This spirit dovetails well into our own constitutional exhortations, 'which affirms our commitment to freedom, justice, probity and accountability. It also affirms the principle that all power emanate from the sovereign will of the people'. These words, are not being heard often enough, or have too often been swept aside? The struggle for a culture of human rights - which is a struggle that looks beyond the material conditions to what, in fact, should define our sense of nationhood - is not negotiable. Nevertheless, by way of self-criticism, we should concede that it appears not to be sufficiently taken up in the present. The struggle for human rights must be prosecuted with as much vigour, vigilance and determination as the struggle to overthrow colonial rule. The success of this venture depends on building the 'New African'. It is a struggle about values. It is a struggle against forgetting where we come from and what we have it in us to become. It is a struggle that can best be advanced through education, tolerance and unity. And, it is continuous.

Let me conclude with the words of another great African intellectual: 'What strategy should we put forward from where we are? That is the most important and relevant issue. I do not have a blue print for that and shall not try to offer one but - assuming that the overall analysis of the global capitalist system at this point in time is correct - then what can we do? Firstly, one must never resuscitate the past. Things have changed. It is not that the experiences before have failed, I do not think that failure or success is a correct way of analysing things, rather that it has provided changes and reached historical limitations and entered a new phase. The system is changing and the challenges are changing. One can never respond to new challenges by trying to reproduce the responses which had their efficacy in a previous period.
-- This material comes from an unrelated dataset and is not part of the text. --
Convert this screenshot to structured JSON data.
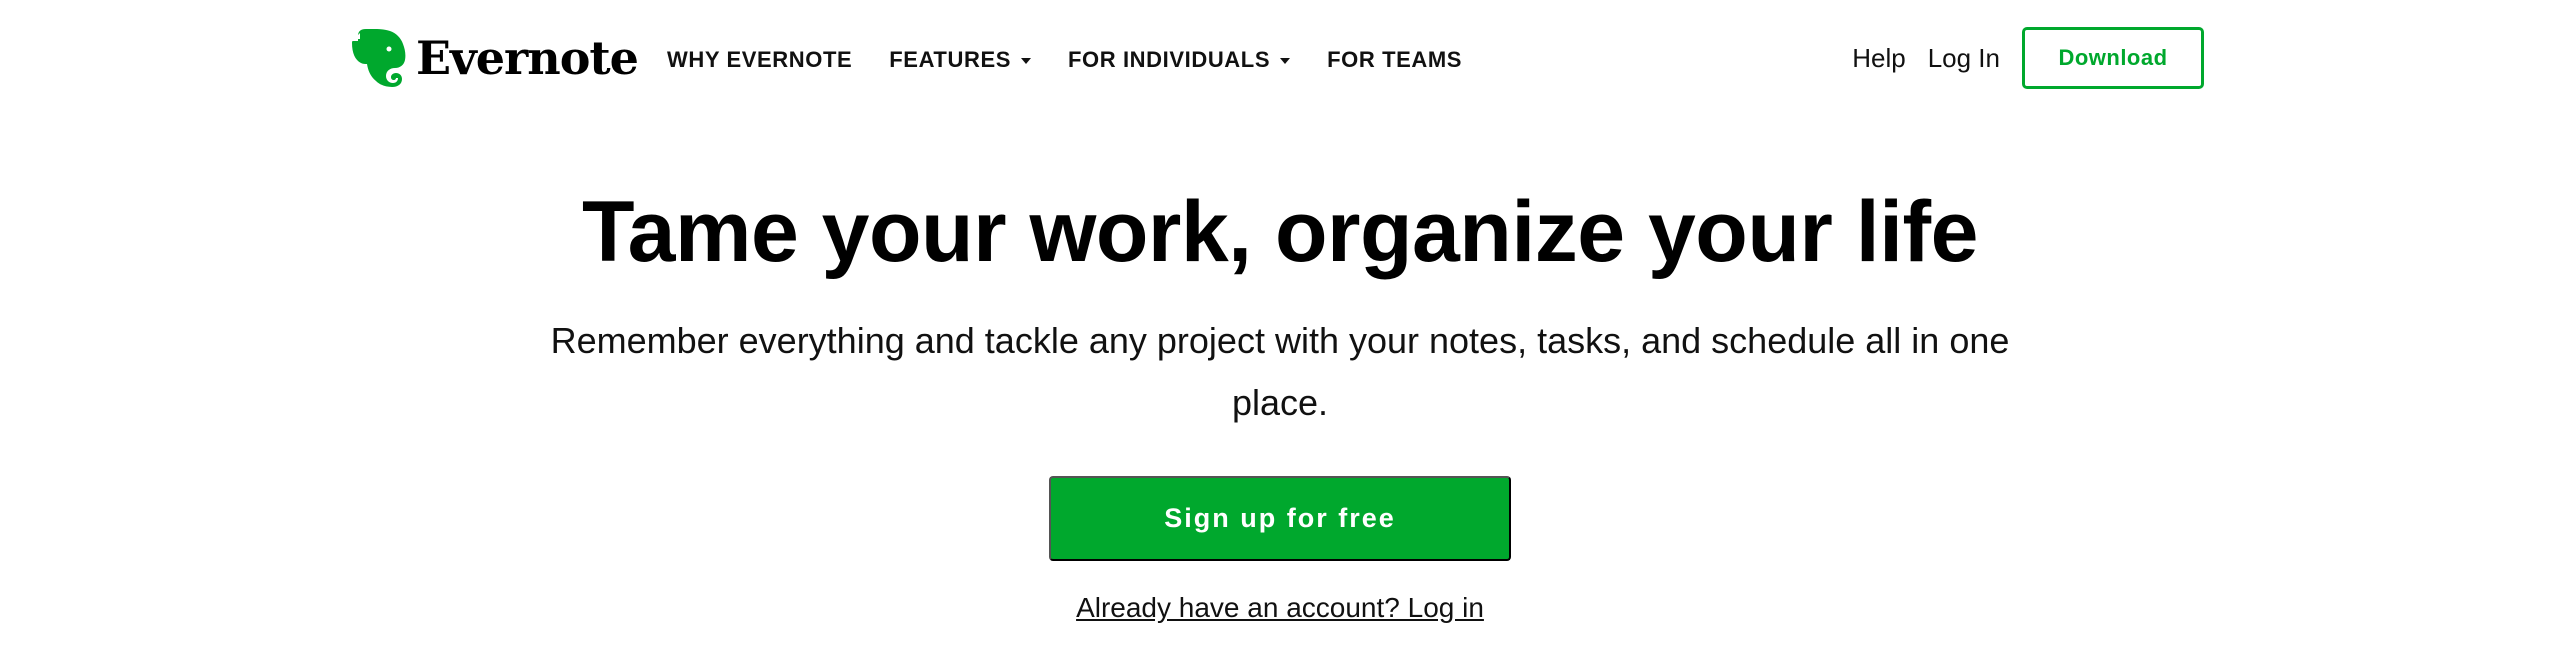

If we look at what I think are the challenges, we ought to develop the struggle at all levels: national - meaning the boundaries of the state (a political reality); regional and sub-regional; the South -with all the internal limitations and contradictions; and at the global level...  We should look at moving from our cultures towards universal culture, the universal dimension of the future we want for all humankind'. Samir Amin

Almami Fanding Taal is Legal Practitioner with a special interest in Human Rights, Media Laws, and Good Governance & Institutional Development